On Wednesday, Nov 18, I'll be giving a lecture at DePauw University on the exhibition Not Ready to Make Nice: Guerrilla Girls in the Artworld and Beyond, which is currently on view at DePauw's Galleries at Peeler. Click here for more info.
Great review by Amy Haddad in NewCity. "[The] installations powerfully address race, gender, memory and trauma in occupied and abandoned urban spaces. All the exhibited pieces demonstrate how collaborative and creative efforts are making a difference in Chicago’s constantly shifting urban environment."
Columbia Chronicle journalist, Zoe Eitel, interviewed the leaders of the inaugural Chicago Architecture Biennial, as well as myself, and highlights Columbia's partnership with this exciting event, and our many accompanying projects.
This Sunday, artist Fereshteh Toosi and I will debut her site-specific installation, On the Line, for the 2nd Terrain Biennial, held in Oak Park, IL and around the world. Sneak preview below:
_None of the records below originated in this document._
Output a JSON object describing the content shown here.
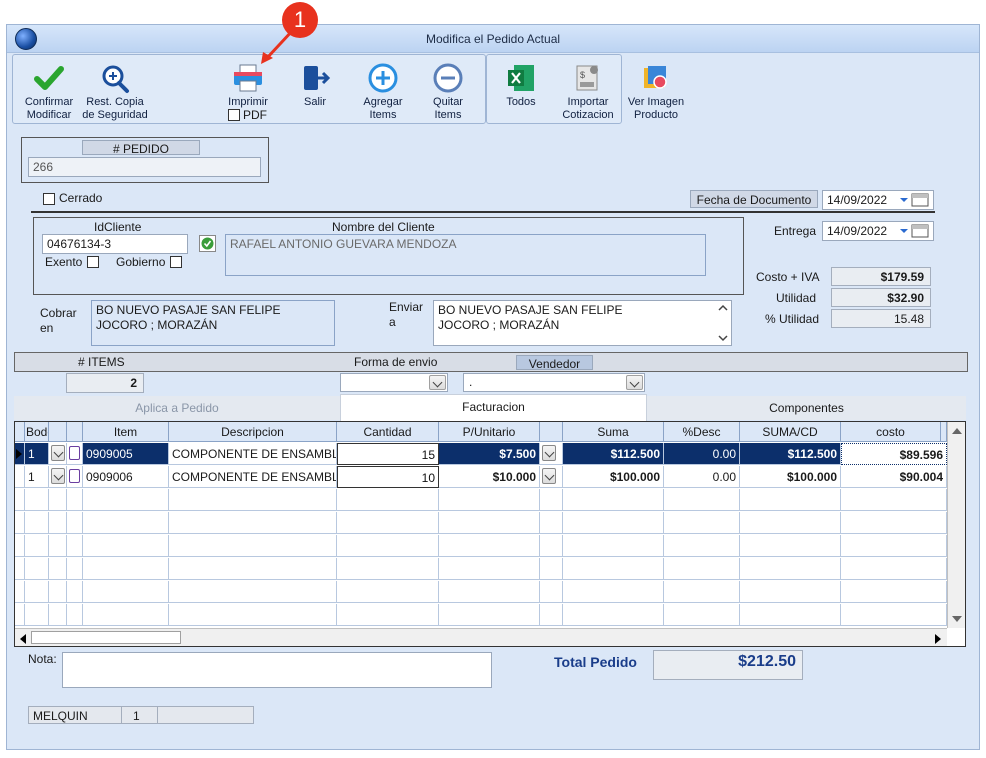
{
  "window": {
    "title": "Modifica el Pedido Actual"
  },
  "callout": {
    "number": "1"
  },
  "toolbar": {
    "confirm": [
      "Confirmar",
      "Modificar"
    ],
    "backup": [
      "Rest. Copia",
      "de Seguridad"
    ],
    "print": "Imprimir",
    "pdf": "PDF",
    "exit": "Salir",
    "add": [
      "Agregar",
      "Items"
    ],
    "remove": [
      "Quitar",
      "Items"
    ],
    "excel": "Todos",
    "import": [
      "Importar",
      "Cotizacion"
    ],
    "image": [
      "Ver Imagen",
      "Producto"
    ]
  },
  "order": {
    "label": "# PEDIDO",
    "value": "266",
    "closed_label": "Cerrado"
  },
  "dates": {
    "doc_label": "Fecha de  Documento",
    "doc_value": "14/09/2022",
    "delivery_label": "Entrega",
    "delivery_value": "14/09/2022"
  },
  "client": {
    "id_label": "IdCliente",
    "id_value": "04676134-3",
    "name_label": "Nombre del Cliente",
    "name_value": "RAFAEL ANTONIO GUEVARA MENDOZA",
    "exempt_label": "Exento",
    "gov_label": "Gobierno"
  },
  "totals_side": {
    "cost_label": "Costo + IVA",
    "cost_value": "$179.59",
    "profit_label": "Utilidad",
    "profit_value": "$32.90",
    "pct_label": "% Utilidad",
    "pct_value": "15.48"
  },
  "address": {
    "bill_label": [
      "Cobrar",
      "en"
    ],
    "bill_value": [
      "BO NUEVO PASAJE SAN FELIPE",
      "JOCORO ; MORAZÁN"
    ],
    "ship_label": [
      "Enviar",
      "a"
    ],
    "ship_value": [
      "BO NUEVO PASAJE SAN FELIPE",
      "JOCORO ; MORAZÁN"
    ]
  },
  "info_bar": {
    "items_label": "# ITEMS",
    "items_value": "2",
    "shipping_label": "Forma de envio",
    "seller_label": "Vendedor",
    "seller_value": "."
  },
  "tabs": [
    "Aplica a Pedido",
    "Facturacion",
    "Componentes"
  ],
  "grid": {
    "columns": [
      "Bodega",
      "Item",
      "Descripcion",
      "Cantidad",
      "P/Unitario",
      "Suma",
      "%Desc",
      "SUMA/CD",
      "costo"
    ],
    "rows": [
      {
        "bodega": "1",
        "item": "0909005",
        "desc": "COMPONENTE DE ENSAMBLAJE",
        "qty": "15",
        "price": "$7.500",
        "sum": "$112.500",
        "disc": "0.00",
        "sumcd": "$112.500",
        "cost": "$89.596"
      },
      {
        "bodega": "1",
        "item": "0909006",
        "desc": "COMPONENTE DE ENSAMBLAJE",
        "qty": "10",
        "price": "$10.000",
        "sum": "$100.000",
        "disc": "0.00",
        "sumcd": "$100.000",
        "cost": "$90.004"
      }
    ]
  },
  "footer": {
    "note_label": "Nota:",
    "total_label": "Total Pedido",
    "total_value": "$212.50",
    "user": "MELQUIN",
    "user_num": "1"
  },
  "colors": {
    "selected_row": "#0c2f6b",
    "callout": "#e8321e",
    "window_bg": "#dbe7f7"
  }
}
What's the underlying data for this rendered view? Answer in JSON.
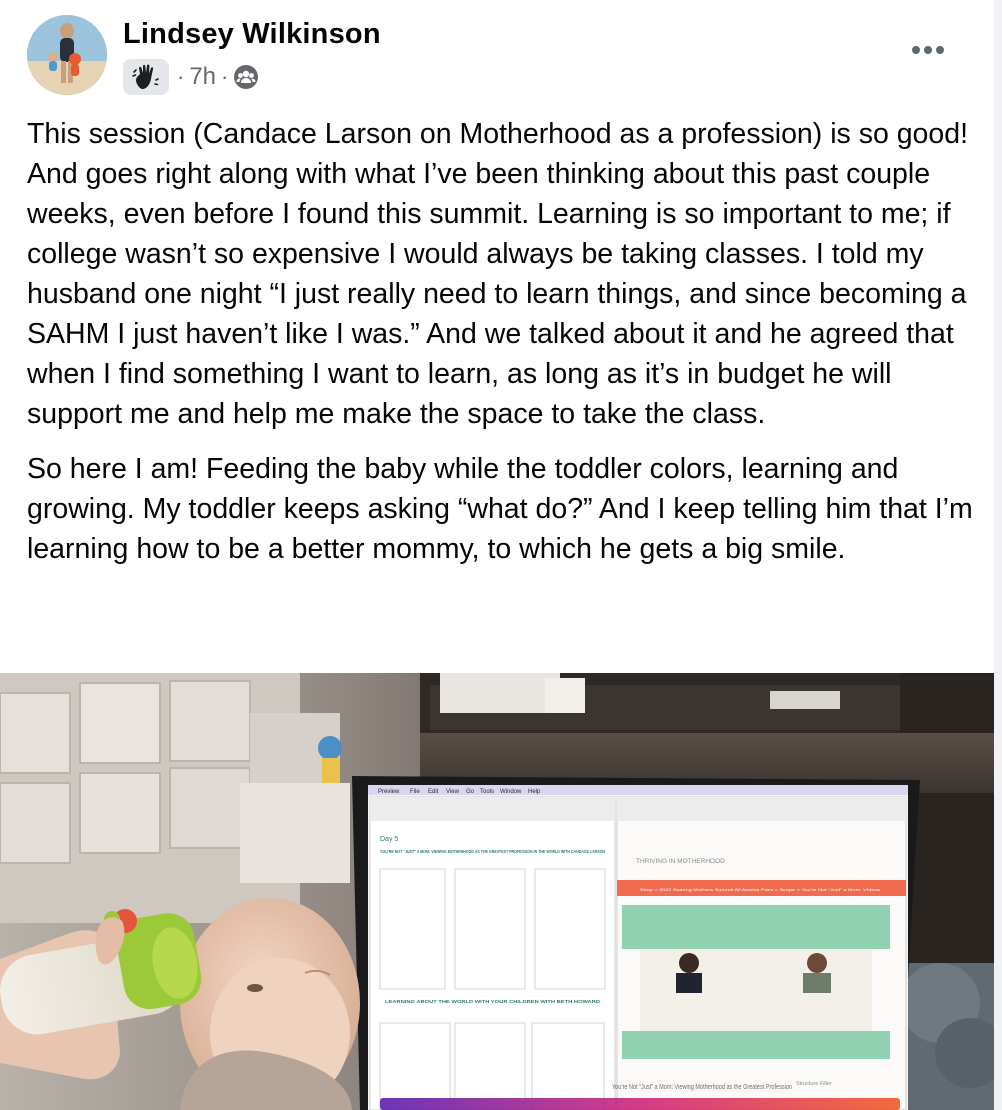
{
  "post": {
    "author": "Lindsey Wilkinson",
    "time": "7h",
    "separator": "·",
    "badge_icon": "wave-hand-icon",
    "audience_icon": "group-audience-icon",
    "menu_icon": "more-horizontal-icon",
    "paragraphs": [
      "This session (Candace Larson on Motherhood as a profession) is so good! And goes right along with what I’ve been thinking about this past couple weeks, even before I found this summit. Learning is so important to me; if college wasn’t so expensive I would always be taking classes. I told my husband one night “I just really need to learn things, and since becoming a SAHM I just haven’t like I was.” And we talked about it and he agreed that when I find something I want to learn, as long as it’s in budget he will support me and help me make the space to take the class.",
      "So here I am! Feeding the baby while the toddler colors, learning and growing. My toddler keeps asking “what do?” And I keep telling him that I’m learning how to be a better mommy, to which he gets a big smile."
    ]
  },
  "photo": {
    "workbook": {
      "day": "Day 5",
      "heading": "YOU’RE NOT “JUST” A MOM: VIEWING MOTHERHOOD AS THE GREATEST PROFESSION IN THE WORLD WITH CANDACE LARSON",
      "section": "LEARNING ABOUT THE WORLD WITH YOUR CHILDREN WITH BETH HOWARD"
    },
    "site": {
      "brand": "THRIVING IN MOTHERHOOD",
      "breadcrumb": "Shop  >  2022 Soaring Mothers Summit All Access Pass  >  Scope  >  You’re Not “Just” a Mom: Videos",
      "video_title": "You’re Not “Just” a Mom: Viewing Motherhood as the Greatest Profession",
      "side_label": "Structure Filler"
    },
    "menubar": [
      "Preview",
      "File",
      "Edit",
      "View",
      "Go",
      "Tools",
      "Window",
      "Help"
    ]
  }
}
In March I presented with curators Fionn Meade and Kristan Kennedy, and artists Kirsten Leenaars, Emily Roysdon and Shahryar Nashat at a research summit organized by INOVA curator and director Sara Krajewski at the Institute of Visual Arts, University of Wisconsin-Milwaukee. The presentations and conversation focused on the challenges and opportunities of presenting leading edge art forms that are increasingly transdisciplinary, and supporting hybrid work that merges process, performance, conceptual art, technology and research methodologies to create dynamic and varied art experiences.